#### Source information
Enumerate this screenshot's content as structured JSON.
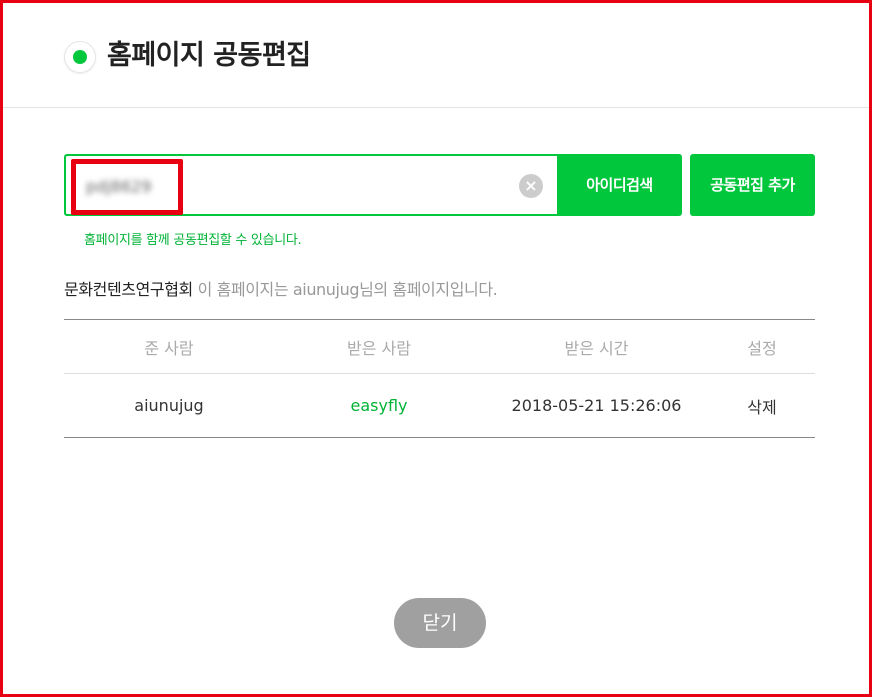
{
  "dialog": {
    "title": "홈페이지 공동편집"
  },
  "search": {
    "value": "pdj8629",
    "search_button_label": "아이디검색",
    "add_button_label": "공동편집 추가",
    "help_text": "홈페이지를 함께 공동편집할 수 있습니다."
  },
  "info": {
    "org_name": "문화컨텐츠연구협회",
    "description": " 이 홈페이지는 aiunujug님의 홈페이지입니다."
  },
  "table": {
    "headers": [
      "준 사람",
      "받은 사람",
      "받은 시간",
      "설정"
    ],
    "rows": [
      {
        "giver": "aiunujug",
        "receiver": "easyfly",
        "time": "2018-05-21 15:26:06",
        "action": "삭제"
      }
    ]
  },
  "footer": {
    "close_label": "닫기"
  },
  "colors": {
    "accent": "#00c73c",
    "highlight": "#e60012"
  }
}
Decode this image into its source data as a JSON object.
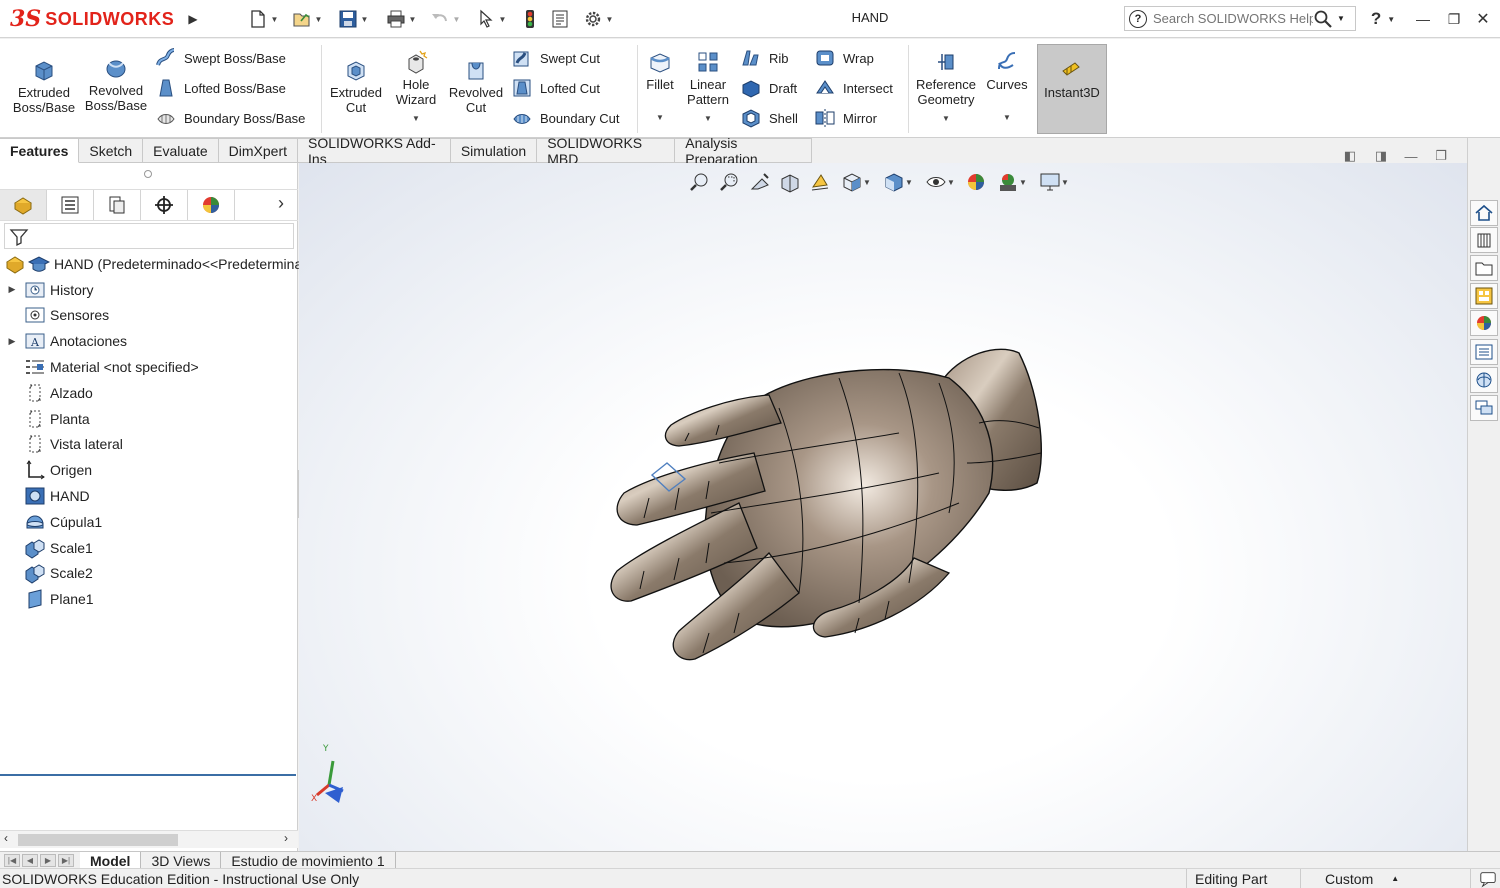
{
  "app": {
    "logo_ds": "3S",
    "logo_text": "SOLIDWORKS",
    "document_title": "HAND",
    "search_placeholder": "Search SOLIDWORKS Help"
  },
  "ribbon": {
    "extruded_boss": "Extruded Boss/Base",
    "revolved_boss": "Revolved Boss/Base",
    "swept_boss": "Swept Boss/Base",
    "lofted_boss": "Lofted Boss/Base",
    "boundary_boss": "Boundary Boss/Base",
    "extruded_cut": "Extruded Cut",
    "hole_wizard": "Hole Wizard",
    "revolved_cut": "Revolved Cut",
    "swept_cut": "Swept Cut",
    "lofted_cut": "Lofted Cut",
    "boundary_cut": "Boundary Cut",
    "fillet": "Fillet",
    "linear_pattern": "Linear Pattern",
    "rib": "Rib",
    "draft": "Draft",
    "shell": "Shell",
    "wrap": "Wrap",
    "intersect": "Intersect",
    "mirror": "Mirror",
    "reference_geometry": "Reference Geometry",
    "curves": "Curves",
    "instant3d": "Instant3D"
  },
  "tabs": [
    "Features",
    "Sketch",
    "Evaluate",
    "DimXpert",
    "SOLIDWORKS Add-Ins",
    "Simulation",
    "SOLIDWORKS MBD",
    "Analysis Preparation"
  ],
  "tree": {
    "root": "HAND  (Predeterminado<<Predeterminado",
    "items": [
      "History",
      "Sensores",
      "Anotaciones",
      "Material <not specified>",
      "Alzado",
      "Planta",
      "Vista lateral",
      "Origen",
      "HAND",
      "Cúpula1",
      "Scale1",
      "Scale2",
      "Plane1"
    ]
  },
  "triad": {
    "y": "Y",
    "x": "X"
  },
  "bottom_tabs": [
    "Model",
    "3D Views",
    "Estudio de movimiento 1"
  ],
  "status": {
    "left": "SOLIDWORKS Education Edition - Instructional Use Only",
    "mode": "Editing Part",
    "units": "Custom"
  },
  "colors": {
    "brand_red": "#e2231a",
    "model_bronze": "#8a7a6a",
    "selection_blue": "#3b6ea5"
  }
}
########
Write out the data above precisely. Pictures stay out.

** Written solution **
Enumerate this screenshot's content as structured JSON.
{
  "dialog": {
    "title": "홈페이지 공동편집"
  },
  "search": {
    "value": "pdj8629",
    "search_button_label": "아이디검색",
    "add_button_label": "공동편집 추가",
    "help_text": "홈페이지를 함께 공동편집할 수 있습니다."
  },
  "info": {
    "org_name": "문화컨텐츠연구협회",
    "description": " 이 홈페이지는 aiunujug님의 홈페이지입니다."
  },
  "table": {
    "headers": [
      "준 사람",
      "받은 사람",
      "받은 시간",
      "설정"
    ],
    "rows": [
      {
        "giver": "aiunujug",
        "receiver": "easyfly",
        "time": "2018-05-21 15:26:06",
        "action": "삭제"
      }
    ]
  },
  "footer": {
    "close_label": "닫기"
  },
  "colors": {
    "accent": "#00c73c",
    "highlight": "#e60012"
  }
}
Decode this image into its source data as a JSON object.
{
  "app": {
    "logo_ds": "3S",
    "logo_text": "SOLIDWORKS",
    "document_title": "HAND",
    "search_placeholder": "Search SOLIDWORKS Help"
  },
  "ribbon": {
    "extruded_boss": "Extruded Boss/Base",
    "revolved_boss": "Revolved Boss/Base",
    "swept_boss": "Swept Boss/Base",
    "lofted_boss": "Lofted Boss/Base",
    "boundary_boss": "Boundary Boss/Base",
    "extruded_cut": "Extruded Cut",
    "hole_wizard": "Hole Wizard",
    "revolved_cut": "Revolved Cut",
    "swept_cut": "Swept Cut",
    "lofted_cut": "Lofted Cut",
    "boundary_cut": "Boundary Cut",
    "fillet": "Fillet",
    "linear_pattern": "Linear Pattern",
    "rib": "Rib",
    "draft": "Draft",
    "shell": "Shell",
    "wrap": "Wrap",
    "intersect": "Intersect",
    "mirror": "Mirror",
    "reference_geometry": "Reference Geometry",
    "curves": "Curves",
    "instant3d": "Instant3D"
  },
  "tabs": [
    "Features",
    "Sketch",
    "Evaluate",
    "DimXpert",
    "SOLIDWORKS Add-Ins",
    "Simulation",
    "SOLIDWORKS MBD",
    "Analysis Preparation"
  ],
  "tree": {
    "root": "HAND  (Predeterminado<<Predeterminado",
    "items": [
      "History",
      "Sensores",
      "Anotaciones",
      "Material <not specified>",
      "Alzado",
      "Planta",
      "Vista lateral",
      "Origen",
      "HAND",
      "Cúpula1",
      "Scale1",
      "Scale2",
      "Plane1"
    ]
  },
  "triad": {
    "y": "Y",
    "x": "X"
  },
  "bottom_tabs": [
    "Model",
    "3D Views",
    "Estudio de movimiento 1"
  ],
  "status": {
    "left": "SOLIDWORKS Education Edition - Instructional Use Only",
    "mode": "Editing Part",
    "units": "Custom"
  },
  "colors": {
    "brand_red": "#e2231a",
    "model_bronze": "#8a7a6a",
    "selection_blue": "#3b6ea5"
  }
}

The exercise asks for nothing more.